-- The data follows --

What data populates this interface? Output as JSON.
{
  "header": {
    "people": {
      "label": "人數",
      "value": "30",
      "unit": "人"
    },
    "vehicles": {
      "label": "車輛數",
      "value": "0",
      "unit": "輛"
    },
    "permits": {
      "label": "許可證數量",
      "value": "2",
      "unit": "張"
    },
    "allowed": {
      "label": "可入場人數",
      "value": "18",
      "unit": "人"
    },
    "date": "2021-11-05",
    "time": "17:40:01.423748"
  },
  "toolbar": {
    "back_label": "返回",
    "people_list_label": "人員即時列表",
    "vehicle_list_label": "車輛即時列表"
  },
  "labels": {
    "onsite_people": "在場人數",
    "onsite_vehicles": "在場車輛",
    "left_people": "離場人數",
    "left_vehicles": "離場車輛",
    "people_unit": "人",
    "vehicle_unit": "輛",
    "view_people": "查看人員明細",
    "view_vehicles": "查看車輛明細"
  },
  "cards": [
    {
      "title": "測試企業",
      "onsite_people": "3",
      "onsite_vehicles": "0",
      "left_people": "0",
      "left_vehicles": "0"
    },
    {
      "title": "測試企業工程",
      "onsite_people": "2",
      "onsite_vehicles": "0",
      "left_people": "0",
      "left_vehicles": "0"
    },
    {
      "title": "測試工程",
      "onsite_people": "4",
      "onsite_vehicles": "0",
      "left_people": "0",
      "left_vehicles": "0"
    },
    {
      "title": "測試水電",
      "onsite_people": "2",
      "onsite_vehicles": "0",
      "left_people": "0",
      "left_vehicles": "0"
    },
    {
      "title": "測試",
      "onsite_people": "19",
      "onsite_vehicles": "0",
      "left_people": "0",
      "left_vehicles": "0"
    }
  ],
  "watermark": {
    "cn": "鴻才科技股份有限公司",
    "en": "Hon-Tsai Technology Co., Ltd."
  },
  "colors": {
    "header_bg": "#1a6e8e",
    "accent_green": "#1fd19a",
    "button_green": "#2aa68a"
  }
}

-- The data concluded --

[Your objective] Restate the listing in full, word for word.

[The answer]
What data populates this interface? Output as JSON.
{
  "header": {
    "people": {
      "label": "人數",
      "value": "30",
      "unit": "人"
    },
    "vehicles": {
      "label": "車輛數",
      "value": "0",
      "unit": "輛"
    },
    "permits": {
      "label": "許可證數量",
      "value": "2",
      "unit": "張"
    },
    "allowed": {
      "label": "可入場人數",
      "value": "18",
      "unit": "人"
    },
    "date": "2021-11-05",
    "time": "17:40:01.423748"
  },
  "toolbar": {
    "back_label": "返回",
    "people_list_label": "人員即時列表",
    "vehicle_list_label": "車輛即時列表"
  },
  "labels": {
    "onsite_people": "在場人數",
    "onsite_vehicles": "在場車輛",
    "left_people": "離場人數",
    "left_vehicles": "離場車輛",
    "people_unit": "人",
    "vehicle_unit": "輛",
    "view_people": "查看人員明細",
    "view_vehicles": "查看車輛明細"
  },
  "cards": [
    {
      "title": "測試企業",
      "onsite_people": "3",
      "onsite_vehicles": "0",
      "left_people": "0",
      "left_vehicles": "0"
    },
    {
      "title": "測試企業工程",
      "onsite_people": "2",
      "onsite_vehicles": "0",
      "left_people": "0",
      "left_vehicles": "0"
    },
    {
      "title": "測試工程",
      "onsite_people": "4",
      "onsite_vehicles": "0",
      "left_people": "0",
      "left_vehicles": "0"
    },
    {
      "title": "測試水電",
      "onsite_people": "2",
      "onsite_vehicles": "0",
      "left_people": "0",
      "left_vehicles": "0"
    },
    {
      "title": "測試",
      "onsite_people": "19",
      "onsite_vehicles": "0",
      "left_people": "0",
      "left_vehicles": "0"
    }
  ],
  "watermark": {
    "cn": "鴻才科技股份有限公司",
    "en": "Hon-Tsai Technology Co., Ltd."
  },
  "colors": {
    "header_bg": "#1a6e8e",
    "accent_green": "#1fd19a",
    "button_green": "#2aa68a"
  }
}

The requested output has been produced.